Aerobic bacteria require oxygen to perform cellular respiration and derive energy to survive. In short, aerobic bacteria grows and multiplies only in the presence of oxygen. To know more about aerobic bacteria, read on.
Mention bacteria and nearly all of us assume them to be disease-causing microbes. However, not many of us know that bacteria play a major role in the overall functioning of our ecosystem. Believe it or not, a major biomass of the earth is contributed by minute bacterial cells. Consequently, the variability of bacteria in terms of shape, size, dwelling place, feeding habit, and surviving requirements is extremely vast.
Bacteria are omnipresent, meaning that they are found in any type of environmental conditions. Some of the species are isolated from the least hospitable areas like hot springs, below the earth’s crust, and in radioactive wastes. So, you can imagine the adaptability of bacteria in comparison to other living beings. Based on whether oxygen is required for survival or not, bacteria are classified as aerobic and anaerobic. This article introduces you to aerobic bacteria with examples and tells you how they differ from the anaerobic ones.
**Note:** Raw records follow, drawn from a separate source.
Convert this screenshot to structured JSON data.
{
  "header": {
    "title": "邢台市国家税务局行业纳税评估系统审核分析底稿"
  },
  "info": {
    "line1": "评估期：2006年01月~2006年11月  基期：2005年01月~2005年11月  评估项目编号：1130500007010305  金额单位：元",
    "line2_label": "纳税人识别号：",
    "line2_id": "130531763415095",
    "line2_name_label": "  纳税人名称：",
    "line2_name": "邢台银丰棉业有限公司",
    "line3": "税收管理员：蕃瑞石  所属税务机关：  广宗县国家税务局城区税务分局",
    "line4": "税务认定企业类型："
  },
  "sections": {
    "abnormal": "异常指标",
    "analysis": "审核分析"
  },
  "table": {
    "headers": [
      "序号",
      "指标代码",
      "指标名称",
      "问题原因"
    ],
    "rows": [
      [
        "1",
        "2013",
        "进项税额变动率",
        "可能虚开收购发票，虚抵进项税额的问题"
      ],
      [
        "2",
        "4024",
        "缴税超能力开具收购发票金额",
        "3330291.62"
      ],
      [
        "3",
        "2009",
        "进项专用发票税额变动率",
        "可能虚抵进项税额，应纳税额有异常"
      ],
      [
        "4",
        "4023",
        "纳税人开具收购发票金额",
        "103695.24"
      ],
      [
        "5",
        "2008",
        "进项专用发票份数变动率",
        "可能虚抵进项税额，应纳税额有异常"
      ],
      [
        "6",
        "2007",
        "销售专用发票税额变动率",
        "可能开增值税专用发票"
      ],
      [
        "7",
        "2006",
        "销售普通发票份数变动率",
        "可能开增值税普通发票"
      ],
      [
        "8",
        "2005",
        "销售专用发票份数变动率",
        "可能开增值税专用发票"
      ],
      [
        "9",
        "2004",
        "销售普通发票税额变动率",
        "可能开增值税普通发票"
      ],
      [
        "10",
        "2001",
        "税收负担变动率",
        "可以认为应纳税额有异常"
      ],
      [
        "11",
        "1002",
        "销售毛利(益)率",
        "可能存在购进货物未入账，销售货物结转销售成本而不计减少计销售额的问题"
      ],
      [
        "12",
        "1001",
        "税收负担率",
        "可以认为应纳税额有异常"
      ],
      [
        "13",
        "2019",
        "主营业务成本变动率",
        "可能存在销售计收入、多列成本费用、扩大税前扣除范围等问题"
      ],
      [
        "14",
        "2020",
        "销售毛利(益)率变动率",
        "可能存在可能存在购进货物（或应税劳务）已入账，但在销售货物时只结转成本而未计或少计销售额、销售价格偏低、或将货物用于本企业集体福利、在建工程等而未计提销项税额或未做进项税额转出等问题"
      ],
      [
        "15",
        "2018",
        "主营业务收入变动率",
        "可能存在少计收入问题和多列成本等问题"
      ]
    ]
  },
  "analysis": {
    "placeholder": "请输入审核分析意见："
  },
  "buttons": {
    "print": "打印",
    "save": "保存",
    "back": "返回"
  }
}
Types of Aerobic Bacteria Aerobic bacteria require oxygen for survival. Various types of aerobic bacteria are enlisted here.
Obligate Aerobes: These bacterial strains compulsorily require oxygen for deriving energy, growth, reproduction, and cellular respiration.
Facultative and Microaerophiles: Contrary to obligate aerobes, there are anaerobic bacteria, which live in a non-oxygenated environment throughout their life. Intermediary to these two groups are facultative bacteria (e.g., E. coli, Staphylococcus) and microaerophilic bacteria (e.g., Campylobacter, Helicobacter pylori). Facultative bacteria behave both aerobically and anaerobically, according to the prevailing conditions. Those of the microaerophilic type require oxygen, but in very low concentrations.
How to distinguish between Aerobic and Anaerobic Bacteria In microbiology and biology experiments, obligate aerobic bacteria can be isolated easily by culturing a mass of bacterial strains in a liquid medium. Since they are oxygen-needing organisms, they tend to collect in the top surface of the liquid medium, so as to absorb the maximum oxygen available to them.
Examples of Aerobic Bacteria
Studying the characteristic features and importance of bacteria is a major part of bacteriology. Mentioned below are some examples of aerobic bacteria and their characteristic features:
The genus Bacillus encompasses both obligate and facultative types of bacterial species. They include free living or pathogenic strains. For example, B. subtilis is a free-living soil bacterium, while B. anthrax infection causes anthrax disease. Ubiquitous in habit and having a large-sized genome, various species of Bacillus are commercially used for enzyme production and genetic researches.
As the name suggests, it is a species of pathogenic bacteria that cause tuberculosis. It is a rod shaped, obligate aerobic bacteria, characterized by the presence of a waxy layer on the wall. Being an oxygen-needing species, M. tuberculosis infects the lungs of mammalians, where oxygen is present in very high amounts. It divides at a very slow rate, after about 15 hours of infection.
Rod-shaped and gram positive type, the genus nocardia comprises more than 80 species. Out of these, some are capable of causing health conditions, while others are non-pathogenic. The disease caused by infection of nocardia is called nocardiosis, affecting only the lungs or the whole body. Usually, nocardia thrives in the oral cavity, mostly in the gums and periodontal pockets.
Lactobacillus is not a true aerobic bacteria, but it is included in the facultative type. You might have already heard about the application of this bacterium in curdling and fermentation of food items. It is normally found in the oral cavity and intestines without causing any symptoms. Rather, some Lactobacillus species are beneficial for health and classified as probiotic flora.
Pseudomonas Aeruginosa is an gram-negative, rod shaped, obligate bacterium that causes diseases in humans and animals. It attacks people with a weak immune system. It is found everywhere in the environment. Infections caused by this bacterium are characterized by inflammations. If this infection occurs in the lungs or other vital organs, it can prove to be fatal. Diseases caused by it are pneumonia, urinary tract infections, and gastrointestinal infections. In addition to the above-mentioned strains, the list of aerobic bacteria includes Staphylococcus (facultative) and Enterobacteriacae species (facultative) among others. The major roles of aerobic bacteria include recycling of nutrients, decomposing waste products, and assisting in plant nutrient absorption. As they play a crucial role in the efficient working of septic systems, aerobic bacteria generators used in tanks. Bacteria from the generator aid in digesting harmful gases, foul odor, and help with other waste digesting problems.